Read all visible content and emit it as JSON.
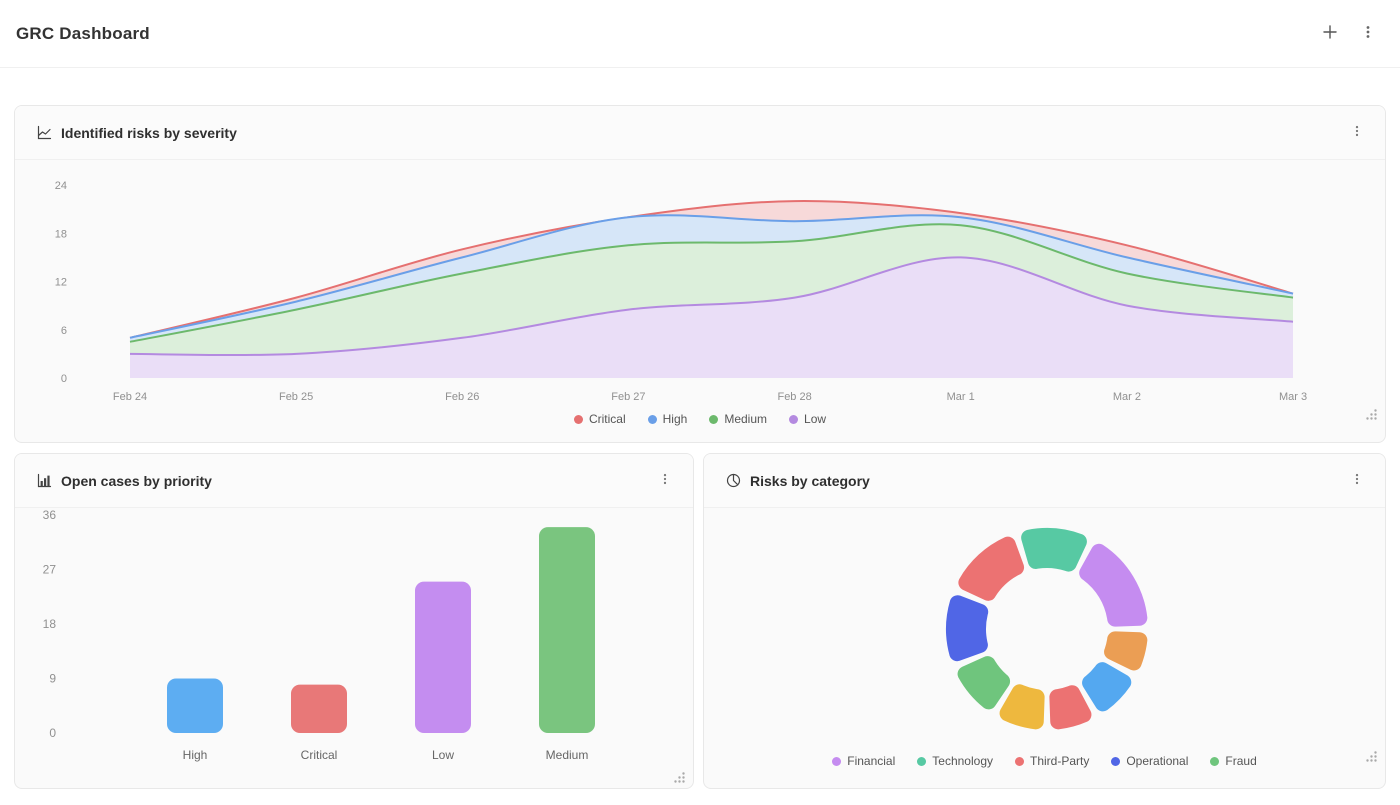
{
  "page": {
    "title": "GRC Dashboard"
  },
  "toolbar": {
    "add_icon": "plus-icon",
    "menu_icon": "kebab-vertical-icon"
  },
  "cards": {
    "severity": {
      "title": "Identified risks by severity",
      "icon": "line-chart-icon"
    },
    "priority": {
      "title": "Open cases by priority",
      "icon": "bar-chart-icon"
    },
    "category": {
      "title": "Risks by category",
      "icon": "pie-chart-icon"
    }
  },
  "chart_data": [
    {
      "id": "severity_area",
      "type": "area",
      "title": "Identified risks by severity",
      "x": [
        "Feb 24",
        "Feb 25",
        "Feb 26",
        "Feb 27",
        "Feb 28",
        "Mar 1",
        "Mar 2",
        "Mar 3"
      ],
      "yticks": [
        0,
        6,
        12,
        18,
        24
      ],
      "ylim": [
        0,
        24
      ],
      "grid": false,
      "legend_position": "bottom",
      "series": [
        {
          "name": "Critical",
          "color": "#e57070",
          "fill": "#f7d9d9",
          "values": [
            5,
            10,
            16,
            20,
            22,
            20.5,
            16.5,
            10.5
          ]
        },
        {
          "name": "High",
          "color": "#6a9fe8",
          "fill": "#d6e6f8",
          "values": [
            5,
            9.5,
            15,
            20,
            19.5,
            20,
            15,
            10.5
          ]
        },
        {
          "name": "Medium",
          "color": "#6cb96c",
          "fill": "#dcefdb",
          "values": [
            4.5,
            8.5,
            13,
            16.5,
            17,
            19,
            13,
            10
          ]
        },
        {
          "name": "Low",
          "color": "#b48ae0",
          "fill": "#eadef7",
          "values": [
            3,
            3,
            5,
            8.5,
            10,
            15,
            9,
            7
          ]
        }
      ]
    },
    {
      "id": "priority_bar",
      "type": "bar",
      "title": "Open cases by priority",
      "categories": [
        "High",
        "Critical",
        "Low",
        "Medium"
      ],
      "values": [
        9,
        8,
        25,
        34
      ],
      "colors": [
        "#5dadf2",
        "#e87878",
        "#c48df0",
        "#7ac57f"
      ],
      "yticks": [
        0,
        9,
        18,
        27,
        36
      ],
      "ylim": [
        0,
        36
      ],
      "grid": false
    },
    {
      "id": "category_donut",
      "type": "donut",
      "title": "Risks by category",
      "legend_position": "bottom",
      "legend": [
        {
          "label": "Financial",
          "color": "#c58cf0"
        },
        {
          "label": "Technology",
          "color": "#57c9a3"
        },
        {
          "label": "Third-Party",
          "color": "#ec7272"
        },
        {
          "label": "Operational",
          "color": "#5066e6"
        },
        {
          "label": "Fraud",
          "color": "#6fc57d"
        }
      ],
      "segments": [
        {
          "color": "#57c9a3",
          "start_deg": -18,
          "end_deg": 27,
          "legend": "Technology"
        },
        {
          "color": "#c58cf0",
          "start_deg": 27,
          "end_deg": 90,
          "legend": "Financial"
        },
        {
          "color": "#eb9e54",
          "start_deg": 90,
          "end_deg": 118,
          "legend": ""
        },
        {
          "color": "#54a8f0",
          "start_deg": 118,
          "end_deg": 150,
          "legend": ""
        },
        {
          "color": "#ec7272",
          "start_deg": 150,
          "end_deg": 180,
          "legend": "Third-Party"
        },
        {
          "color": "#eeb83e",
          "start_deg": 180,
          "end_deg": 212,
          "legend": ""
        },
        {
          "color": "#6fc57d",
          "start_deg": 212,
          "end_deg": 248,
          "legend": "Fraud"
        },
        {
          "color": "#5066e6",
          "start_deg": 248,
          "end_deg": 293,
          "legend": "Operational"
        },
        {
          "color": "#ec7272",
          "start_deg": 293,
          "end_deg": 342,
          "legend": "Third-Party"
        }
      ]
    }
  ]
}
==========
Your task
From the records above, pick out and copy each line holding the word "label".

Response area
          "label": "Financial",
          "label": "Technology",
          "label": "Third-Party",
          "label": "Operational",
          "label": "Fraud",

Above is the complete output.